### TASK DIRECTIONS
Only lines that contain the word "JSON" are to be returned from the data below.

### DATASET EXCERPTS
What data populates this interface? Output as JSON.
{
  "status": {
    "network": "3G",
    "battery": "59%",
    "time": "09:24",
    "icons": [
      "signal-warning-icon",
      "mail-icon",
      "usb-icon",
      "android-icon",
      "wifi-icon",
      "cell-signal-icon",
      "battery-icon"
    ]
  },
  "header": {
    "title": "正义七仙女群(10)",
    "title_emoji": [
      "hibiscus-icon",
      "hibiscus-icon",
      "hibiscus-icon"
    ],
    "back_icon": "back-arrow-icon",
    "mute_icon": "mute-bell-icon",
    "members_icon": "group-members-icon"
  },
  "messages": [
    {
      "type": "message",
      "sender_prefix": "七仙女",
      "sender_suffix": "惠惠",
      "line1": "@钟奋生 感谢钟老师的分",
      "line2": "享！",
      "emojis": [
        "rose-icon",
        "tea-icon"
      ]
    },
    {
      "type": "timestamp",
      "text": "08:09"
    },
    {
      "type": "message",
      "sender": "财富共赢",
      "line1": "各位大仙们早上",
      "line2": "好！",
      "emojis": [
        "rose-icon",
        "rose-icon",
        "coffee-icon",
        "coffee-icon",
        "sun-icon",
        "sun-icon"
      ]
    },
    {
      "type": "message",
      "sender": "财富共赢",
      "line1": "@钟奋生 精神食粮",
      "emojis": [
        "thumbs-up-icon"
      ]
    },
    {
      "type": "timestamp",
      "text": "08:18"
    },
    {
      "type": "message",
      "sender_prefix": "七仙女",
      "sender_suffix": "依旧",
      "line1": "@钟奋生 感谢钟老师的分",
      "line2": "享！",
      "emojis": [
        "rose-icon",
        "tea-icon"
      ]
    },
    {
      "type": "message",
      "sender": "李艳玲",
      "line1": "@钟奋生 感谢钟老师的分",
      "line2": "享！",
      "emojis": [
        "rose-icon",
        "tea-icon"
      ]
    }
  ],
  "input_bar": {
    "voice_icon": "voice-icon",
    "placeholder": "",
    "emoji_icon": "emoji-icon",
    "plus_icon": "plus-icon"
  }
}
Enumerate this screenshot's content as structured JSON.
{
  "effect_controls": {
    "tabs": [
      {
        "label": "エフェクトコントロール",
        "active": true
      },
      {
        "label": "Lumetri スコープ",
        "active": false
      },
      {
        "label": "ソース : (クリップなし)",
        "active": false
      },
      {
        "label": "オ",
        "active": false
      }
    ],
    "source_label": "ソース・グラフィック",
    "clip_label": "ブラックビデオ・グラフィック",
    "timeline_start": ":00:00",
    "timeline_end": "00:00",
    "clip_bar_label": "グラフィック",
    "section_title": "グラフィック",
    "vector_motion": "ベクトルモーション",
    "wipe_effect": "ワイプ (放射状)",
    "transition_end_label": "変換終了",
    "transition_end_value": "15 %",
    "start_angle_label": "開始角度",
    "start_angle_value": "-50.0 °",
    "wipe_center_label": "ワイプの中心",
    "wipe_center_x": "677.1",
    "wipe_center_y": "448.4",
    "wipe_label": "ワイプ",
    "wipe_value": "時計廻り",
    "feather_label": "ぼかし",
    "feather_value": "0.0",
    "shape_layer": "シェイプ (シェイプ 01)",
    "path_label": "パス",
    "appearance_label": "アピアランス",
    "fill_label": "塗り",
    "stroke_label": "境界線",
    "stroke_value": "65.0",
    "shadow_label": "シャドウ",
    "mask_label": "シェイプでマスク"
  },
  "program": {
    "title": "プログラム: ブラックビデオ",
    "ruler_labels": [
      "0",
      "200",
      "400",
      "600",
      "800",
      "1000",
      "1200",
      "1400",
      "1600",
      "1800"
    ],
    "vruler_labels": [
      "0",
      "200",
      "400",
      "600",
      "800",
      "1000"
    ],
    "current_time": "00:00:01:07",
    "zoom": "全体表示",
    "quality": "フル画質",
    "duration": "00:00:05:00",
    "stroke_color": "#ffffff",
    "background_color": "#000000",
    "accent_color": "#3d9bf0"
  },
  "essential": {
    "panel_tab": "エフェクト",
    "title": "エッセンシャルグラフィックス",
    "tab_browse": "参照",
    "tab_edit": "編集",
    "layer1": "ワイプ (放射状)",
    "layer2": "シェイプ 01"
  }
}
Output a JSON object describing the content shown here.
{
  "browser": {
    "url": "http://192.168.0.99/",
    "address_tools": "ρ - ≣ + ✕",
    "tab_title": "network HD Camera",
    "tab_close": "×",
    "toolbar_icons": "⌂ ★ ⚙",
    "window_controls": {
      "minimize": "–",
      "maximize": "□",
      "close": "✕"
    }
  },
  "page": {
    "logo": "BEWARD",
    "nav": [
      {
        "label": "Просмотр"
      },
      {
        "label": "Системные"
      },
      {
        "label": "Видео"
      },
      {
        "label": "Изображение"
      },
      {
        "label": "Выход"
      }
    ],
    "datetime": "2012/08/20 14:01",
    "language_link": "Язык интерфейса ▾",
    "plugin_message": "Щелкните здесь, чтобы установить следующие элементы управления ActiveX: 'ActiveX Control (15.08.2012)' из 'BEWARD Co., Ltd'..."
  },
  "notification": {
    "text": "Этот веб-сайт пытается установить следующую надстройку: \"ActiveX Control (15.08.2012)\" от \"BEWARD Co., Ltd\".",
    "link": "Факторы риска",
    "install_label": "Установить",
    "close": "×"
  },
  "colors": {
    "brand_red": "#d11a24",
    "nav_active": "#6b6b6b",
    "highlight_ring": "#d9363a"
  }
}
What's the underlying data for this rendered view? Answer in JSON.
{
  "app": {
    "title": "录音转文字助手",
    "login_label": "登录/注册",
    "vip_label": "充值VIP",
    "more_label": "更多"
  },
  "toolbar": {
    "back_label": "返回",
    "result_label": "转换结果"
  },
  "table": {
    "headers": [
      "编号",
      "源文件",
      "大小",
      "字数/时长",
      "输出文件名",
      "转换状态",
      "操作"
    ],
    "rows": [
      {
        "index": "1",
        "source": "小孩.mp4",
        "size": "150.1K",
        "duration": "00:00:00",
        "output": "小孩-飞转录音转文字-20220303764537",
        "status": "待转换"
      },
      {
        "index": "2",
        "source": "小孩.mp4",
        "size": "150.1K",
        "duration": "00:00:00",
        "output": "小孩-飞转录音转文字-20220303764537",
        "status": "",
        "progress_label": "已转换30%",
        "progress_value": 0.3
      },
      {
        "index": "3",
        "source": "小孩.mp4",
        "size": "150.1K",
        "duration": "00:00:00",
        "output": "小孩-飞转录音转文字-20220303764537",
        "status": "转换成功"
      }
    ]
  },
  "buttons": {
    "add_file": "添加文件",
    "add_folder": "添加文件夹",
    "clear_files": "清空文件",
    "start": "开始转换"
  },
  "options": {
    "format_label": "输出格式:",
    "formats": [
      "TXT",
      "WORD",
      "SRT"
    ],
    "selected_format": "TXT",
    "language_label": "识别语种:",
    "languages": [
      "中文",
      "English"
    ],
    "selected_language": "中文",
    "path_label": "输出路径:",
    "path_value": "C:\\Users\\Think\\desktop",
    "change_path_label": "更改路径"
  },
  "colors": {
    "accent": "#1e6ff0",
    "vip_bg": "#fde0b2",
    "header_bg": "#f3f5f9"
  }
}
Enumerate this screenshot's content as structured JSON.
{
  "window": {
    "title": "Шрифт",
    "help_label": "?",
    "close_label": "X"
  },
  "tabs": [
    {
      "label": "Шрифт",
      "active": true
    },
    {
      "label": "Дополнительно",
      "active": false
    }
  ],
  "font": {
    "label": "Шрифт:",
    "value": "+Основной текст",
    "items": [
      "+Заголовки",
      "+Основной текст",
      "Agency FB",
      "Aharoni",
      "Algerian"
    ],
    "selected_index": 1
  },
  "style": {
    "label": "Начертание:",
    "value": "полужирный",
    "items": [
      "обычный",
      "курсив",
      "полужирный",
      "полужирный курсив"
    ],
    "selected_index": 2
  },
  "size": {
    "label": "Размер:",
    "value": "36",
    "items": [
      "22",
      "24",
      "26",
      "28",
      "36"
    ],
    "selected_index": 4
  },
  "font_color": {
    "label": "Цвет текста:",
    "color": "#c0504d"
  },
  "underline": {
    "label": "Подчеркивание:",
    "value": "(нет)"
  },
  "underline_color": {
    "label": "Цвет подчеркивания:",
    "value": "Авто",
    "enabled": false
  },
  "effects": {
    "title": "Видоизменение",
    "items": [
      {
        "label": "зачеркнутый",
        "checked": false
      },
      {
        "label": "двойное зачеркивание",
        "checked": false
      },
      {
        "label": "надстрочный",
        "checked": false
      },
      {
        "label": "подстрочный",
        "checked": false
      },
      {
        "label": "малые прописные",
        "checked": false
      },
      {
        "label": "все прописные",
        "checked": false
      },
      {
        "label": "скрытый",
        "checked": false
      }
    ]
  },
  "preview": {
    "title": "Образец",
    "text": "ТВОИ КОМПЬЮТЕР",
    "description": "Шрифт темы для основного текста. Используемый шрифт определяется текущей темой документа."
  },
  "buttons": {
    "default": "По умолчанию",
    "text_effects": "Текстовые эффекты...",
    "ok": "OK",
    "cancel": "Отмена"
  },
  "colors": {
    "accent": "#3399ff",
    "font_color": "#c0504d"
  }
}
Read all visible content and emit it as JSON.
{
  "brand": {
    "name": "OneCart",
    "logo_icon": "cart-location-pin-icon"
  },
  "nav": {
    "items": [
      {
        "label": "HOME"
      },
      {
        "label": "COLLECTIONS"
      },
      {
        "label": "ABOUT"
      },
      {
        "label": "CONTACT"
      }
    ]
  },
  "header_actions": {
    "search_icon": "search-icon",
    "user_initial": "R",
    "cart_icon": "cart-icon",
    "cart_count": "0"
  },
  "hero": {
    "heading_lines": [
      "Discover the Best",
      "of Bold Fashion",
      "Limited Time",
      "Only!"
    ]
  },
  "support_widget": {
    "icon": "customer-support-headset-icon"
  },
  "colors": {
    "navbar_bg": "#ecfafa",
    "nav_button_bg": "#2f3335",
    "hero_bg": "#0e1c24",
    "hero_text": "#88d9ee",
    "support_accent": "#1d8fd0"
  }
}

### ANSWER TO THE EXERCISE
What data populates this interface? Output as JSON.
Enumerate this screenshot's content as structured JSON.
Output a JSON object describing the content shown here.
What's the underlying data for this rendered view? Answer in JSON.
Enumerate this screenshot's content as structured JSON.
Read all visible content and emit it as JSON.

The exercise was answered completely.